Results 1 to 5 of 5
    • Member Info
      • Native Language:
      • English
      • Home Country:
      • United States
      • Current Location:
      • United States

    • Join Date: Dec 2009
    • Posts: 6,332
    #1

    "A" nonsense

    I have just heard Her Majesty's first minister say in the House of Commons:

    "What a complete nonsense!"

    I am pretty sure that most American speakers dropped that "a" long ago.

    Do most British speakers still say "a nonsense"?

    Thank you.

  1. emsr2d2's Avatar
    • Member Info
      • Native Language:
      • British English
      • Home Country:
      • UK
      • Current Location:
      • UK

    • Join Date: Jul 2009
    • Posts: 41,822
    #2

    Re: "A" nonsense

    We do still use it although I would probably simply say "What complete/total nonsense" in that context although if referring to one very specific piece of writing or a particular speech, it would still make sense.
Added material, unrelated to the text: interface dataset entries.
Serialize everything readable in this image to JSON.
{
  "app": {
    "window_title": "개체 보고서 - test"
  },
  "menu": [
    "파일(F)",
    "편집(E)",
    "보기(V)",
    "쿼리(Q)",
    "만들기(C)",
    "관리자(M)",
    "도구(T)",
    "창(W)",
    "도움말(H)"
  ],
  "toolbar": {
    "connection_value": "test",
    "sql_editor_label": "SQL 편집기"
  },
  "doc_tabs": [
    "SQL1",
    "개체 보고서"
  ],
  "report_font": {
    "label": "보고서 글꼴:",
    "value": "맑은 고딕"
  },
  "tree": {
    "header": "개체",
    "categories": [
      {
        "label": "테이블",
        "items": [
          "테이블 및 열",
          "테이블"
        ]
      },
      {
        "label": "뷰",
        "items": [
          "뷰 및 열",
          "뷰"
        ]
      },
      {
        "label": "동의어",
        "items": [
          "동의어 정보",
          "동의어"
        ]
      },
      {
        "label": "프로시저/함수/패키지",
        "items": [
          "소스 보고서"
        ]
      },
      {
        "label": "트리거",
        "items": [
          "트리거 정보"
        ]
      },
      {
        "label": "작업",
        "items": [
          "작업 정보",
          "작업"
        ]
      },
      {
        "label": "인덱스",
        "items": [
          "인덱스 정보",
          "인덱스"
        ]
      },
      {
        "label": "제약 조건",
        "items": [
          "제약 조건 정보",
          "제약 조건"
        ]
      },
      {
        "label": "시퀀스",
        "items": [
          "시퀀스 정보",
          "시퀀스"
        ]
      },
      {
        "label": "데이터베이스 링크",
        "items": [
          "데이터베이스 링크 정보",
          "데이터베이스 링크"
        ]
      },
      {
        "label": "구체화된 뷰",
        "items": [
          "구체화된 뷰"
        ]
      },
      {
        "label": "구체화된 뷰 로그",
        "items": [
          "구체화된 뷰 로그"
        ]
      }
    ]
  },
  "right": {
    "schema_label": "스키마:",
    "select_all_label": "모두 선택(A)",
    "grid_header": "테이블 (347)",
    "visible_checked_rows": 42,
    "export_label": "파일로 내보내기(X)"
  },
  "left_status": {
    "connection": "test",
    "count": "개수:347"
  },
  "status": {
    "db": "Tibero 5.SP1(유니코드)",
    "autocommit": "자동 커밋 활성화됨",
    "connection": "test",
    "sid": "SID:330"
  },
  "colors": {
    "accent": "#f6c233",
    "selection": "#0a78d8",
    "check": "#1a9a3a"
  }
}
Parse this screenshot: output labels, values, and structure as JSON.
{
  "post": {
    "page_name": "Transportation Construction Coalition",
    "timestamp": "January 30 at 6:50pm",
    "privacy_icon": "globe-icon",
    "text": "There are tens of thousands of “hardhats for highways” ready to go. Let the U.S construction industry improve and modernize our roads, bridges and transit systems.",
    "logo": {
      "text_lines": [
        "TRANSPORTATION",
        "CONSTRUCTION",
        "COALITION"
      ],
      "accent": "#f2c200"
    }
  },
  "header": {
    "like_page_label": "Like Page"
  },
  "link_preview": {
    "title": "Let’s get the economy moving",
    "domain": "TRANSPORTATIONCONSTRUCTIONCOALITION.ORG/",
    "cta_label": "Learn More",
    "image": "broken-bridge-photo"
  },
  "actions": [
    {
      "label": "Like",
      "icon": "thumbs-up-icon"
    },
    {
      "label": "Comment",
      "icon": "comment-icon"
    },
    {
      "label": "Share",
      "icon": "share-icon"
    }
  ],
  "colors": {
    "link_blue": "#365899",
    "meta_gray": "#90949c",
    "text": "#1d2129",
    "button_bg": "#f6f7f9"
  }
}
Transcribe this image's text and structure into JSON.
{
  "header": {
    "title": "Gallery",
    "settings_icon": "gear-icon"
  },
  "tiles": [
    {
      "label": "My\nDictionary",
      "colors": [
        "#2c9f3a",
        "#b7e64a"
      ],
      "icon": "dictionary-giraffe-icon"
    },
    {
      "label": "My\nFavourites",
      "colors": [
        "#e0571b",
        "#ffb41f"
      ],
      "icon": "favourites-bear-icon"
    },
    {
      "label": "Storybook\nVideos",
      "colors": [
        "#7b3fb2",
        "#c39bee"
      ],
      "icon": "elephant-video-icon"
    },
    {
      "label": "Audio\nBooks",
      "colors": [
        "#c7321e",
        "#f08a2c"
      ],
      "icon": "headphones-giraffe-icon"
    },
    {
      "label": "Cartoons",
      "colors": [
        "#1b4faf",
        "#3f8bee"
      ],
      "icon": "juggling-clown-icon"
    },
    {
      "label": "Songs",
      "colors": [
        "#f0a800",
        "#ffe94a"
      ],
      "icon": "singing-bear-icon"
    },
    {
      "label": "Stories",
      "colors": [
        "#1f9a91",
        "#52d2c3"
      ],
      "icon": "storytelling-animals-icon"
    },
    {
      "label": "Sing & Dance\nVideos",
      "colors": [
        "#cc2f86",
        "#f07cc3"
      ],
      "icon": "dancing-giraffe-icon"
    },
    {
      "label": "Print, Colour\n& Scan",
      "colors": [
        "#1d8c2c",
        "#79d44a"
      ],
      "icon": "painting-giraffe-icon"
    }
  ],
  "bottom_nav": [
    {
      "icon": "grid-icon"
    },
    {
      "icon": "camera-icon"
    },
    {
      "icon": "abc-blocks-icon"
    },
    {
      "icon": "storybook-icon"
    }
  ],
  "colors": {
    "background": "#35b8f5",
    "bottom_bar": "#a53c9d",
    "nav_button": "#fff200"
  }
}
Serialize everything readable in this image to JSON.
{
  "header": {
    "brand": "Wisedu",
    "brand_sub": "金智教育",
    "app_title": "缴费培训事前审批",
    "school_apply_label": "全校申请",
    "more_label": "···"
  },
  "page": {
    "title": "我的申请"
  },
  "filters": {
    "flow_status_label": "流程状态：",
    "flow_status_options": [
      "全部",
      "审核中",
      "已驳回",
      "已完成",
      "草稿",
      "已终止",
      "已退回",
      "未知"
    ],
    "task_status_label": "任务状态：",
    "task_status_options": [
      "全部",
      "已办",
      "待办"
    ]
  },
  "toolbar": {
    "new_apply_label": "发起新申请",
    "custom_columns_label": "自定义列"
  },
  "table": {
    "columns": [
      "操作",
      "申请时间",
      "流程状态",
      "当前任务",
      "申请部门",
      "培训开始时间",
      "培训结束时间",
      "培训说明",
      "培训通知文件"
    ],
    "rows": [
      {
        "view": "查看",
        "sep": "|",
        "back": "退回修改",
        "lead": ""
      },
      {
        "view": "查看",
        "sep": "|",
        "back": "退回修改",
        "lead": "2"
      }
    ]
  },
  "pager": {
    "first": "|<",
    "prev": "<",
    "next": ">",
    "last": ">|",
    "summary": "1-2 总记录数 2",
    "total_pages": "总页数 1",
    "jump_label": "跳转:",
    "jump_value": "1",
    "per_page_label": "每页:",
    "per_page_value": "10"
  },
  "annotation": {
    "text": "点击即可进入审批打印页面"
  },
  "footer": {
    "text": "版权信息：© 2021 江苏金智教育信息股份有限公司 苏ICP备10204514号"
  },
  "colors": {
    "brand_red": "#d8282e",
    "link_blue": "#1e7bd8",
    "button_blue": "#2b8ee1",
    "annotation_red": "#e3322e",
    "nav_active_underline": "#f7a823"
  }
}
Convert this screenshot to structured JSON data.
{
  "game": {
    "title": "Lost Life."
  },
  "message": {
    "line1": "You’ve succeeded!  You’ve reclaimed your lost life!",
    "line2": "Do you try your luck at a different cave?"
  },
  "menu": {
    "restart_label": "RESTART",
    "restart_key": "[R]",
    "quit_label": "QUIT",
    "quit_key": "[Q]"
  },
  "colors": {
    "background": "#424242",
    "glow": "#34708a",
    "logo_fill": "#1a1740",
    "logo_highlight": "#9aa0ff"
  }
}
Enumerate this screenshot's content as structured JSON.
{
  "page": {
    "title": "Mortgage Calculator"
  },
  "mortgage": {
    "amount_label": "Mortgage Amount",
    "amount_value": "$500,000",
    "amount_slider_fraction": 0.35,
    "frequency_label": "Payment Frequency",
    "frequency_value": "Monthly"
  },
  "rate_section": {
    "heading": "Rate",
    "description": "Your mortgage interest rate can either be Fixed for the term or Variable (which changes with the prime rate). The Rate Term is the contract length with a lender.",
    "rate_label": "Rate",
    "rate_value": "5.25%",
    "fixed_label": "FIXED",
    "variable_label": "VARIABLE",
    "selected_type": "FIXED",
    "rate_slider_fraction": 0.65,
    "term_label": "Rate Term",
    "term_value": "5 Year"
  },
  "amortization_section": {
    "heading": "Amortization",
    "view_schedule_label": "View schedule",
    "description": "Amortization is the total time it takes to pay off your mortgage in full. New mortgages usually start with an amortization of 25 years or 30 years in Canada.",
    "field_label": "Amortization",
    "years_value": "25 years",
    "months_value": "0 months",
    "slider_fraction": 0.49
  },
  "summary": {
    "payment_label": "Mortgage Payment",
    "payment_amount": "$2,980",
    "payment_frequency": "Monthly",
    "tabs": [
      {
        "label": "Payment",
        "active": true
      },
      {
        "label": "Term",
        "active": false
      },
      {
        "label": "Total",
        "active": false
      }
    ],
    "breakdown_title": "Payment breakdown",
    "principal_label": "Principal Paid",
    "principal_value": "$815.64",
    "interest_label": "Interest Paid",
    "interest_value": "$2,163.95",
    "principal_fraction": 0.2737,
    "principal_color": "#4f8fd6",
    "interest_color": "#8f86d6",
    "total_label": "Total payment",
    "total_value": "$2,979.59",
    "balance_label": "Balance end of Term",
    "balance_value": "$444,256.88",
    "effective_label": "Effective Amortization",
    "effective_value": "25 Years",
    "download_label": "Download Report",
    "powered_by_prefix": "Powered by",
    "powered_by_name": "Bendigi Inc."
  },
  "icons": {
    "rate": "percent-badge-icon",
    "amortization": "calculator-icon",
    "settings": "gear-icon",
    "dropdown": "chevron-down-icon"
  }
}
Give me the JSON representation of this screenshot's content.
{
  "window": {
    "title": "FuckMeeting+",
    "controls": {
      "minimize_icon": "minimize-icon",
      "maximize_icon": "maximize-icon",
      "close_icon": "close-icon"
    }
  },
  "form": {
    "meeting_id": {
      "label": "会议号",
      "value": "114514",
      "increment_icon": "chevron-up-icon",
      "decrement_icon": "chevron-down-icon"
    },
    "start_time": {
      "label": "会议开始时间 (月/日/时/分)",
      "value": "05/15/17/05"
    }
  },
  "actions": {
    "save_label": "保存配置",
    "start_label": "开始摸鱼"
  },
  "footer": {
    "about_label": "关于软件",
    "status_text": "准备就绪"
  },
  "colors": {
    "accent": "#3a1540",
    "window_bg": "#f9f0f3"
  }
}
I would use the indefinite article with "He made a total nonsense out of my very simple instructions".

    (Call me a political ignoramus, but I don't even know who "Her Majesty's first minister" is!)
    Last edited by emsr2d2; 30-Apr-2012 at 16:51. Reason: Additional info and typo correction

    • Member Info
      • Native Language:
      • English
      • Home Country:
      • United States
      • Current Location:
      • United States

    • Join Date: Dec 2009
    • Posts: 6,332
    #3

    Re: "A" nonsense

    Quote Originally Posted by emsr2d2 View Post

    (Call me a political ignoramus, but I don't even know who "Her Majesty's first minister" is!)

    Au contraire.

    It is your humble servant who is a political ignoramus.

    I had read that before the office of "prime minister" was officially established, that the most influential adviser of His Majesty was

    referred to as "first minister," since all ministers -- officially speaking -- were but servants of His Gracious Majesty.

    I promise to simply use the term "prime minister" in the future.

    Thank you again for your reply.

  2. bhaisahab's Avatar
    • Member Info
      • Native Language:
      • British English
      • Home Country:
      • England
      • Current Location:
      • Ireland

    • Join Date: Apr 2008
    • Posts: 25,596
    #4

    Re: "A" nonsense

    Quote Originally Posted by TheParser View Post
    Au contraire.

    It is your humble servant who is a political ignoramus.

    I had read that before the office of "prime minister" was officially established, that the most influential adviser of His Majesty was

    referred to as "first minister," since all ministers -- officially speaking -- were but servants of His Gracious Majesty.

    I promise to simply use the term "prime minister" in the future.

    Thank you again for your reply.
    He's not the Prime Minister. He's a very naughty boy!

  3. BobK's Avatar
    • Member Info
      • Native Language:
      • English
      • Home Country:
      • UK
      • Current Location:
      • UK

    • Join Date: Jul 2006
    • Posts: 16,038
    #5

    Re: "A" nonsense

    I think I heard David Cameron say that. He was angry (or at least it suited the 'show' to seem to be angry). Most English speakers in that context would say 'What complete nonsense'. The grandiloquent archaism is often used in rhetorical contexts, and it also implies a kind of superiority - it's the sort of bombastic trick used by self-important school-teachers.

    b

Similar Threads

  1. Defining "Street," "Road," "Avenue," "Boulevard"
    By ahumphreys in forum Ask a Teacher
    Replies: 3
    Last Post: 31-Dec-2010, 08:14
  2. [Vocabulary] Difference between "health" and "wellness", "Diagnosis" and "Analysis"
    By tobysky in forum Ask a Teacher
    Replies: 1
    Last Post: 28-Dec-2010, 23:43
  3. Replies: 2
    Last Post: 08-Sep-2008, 08:27
  4. confusing words "expressed" or "express" and "named" or"names"
    By Dawood Usmani in forum Ask a Teacher
    Replies: 3
    Last Post: 26-Oct-2007, 19:33
  5. "a nonsense"
    By M56 in forum General Language Discussions
    Replies: 3
    Last Post: 08-Jul-2005, 13:44

Bookmarks

Posting Permissions

  • You may not post new threads
  • You may not post replies
  • You may not post attachments
  • You may not edit your posts
  •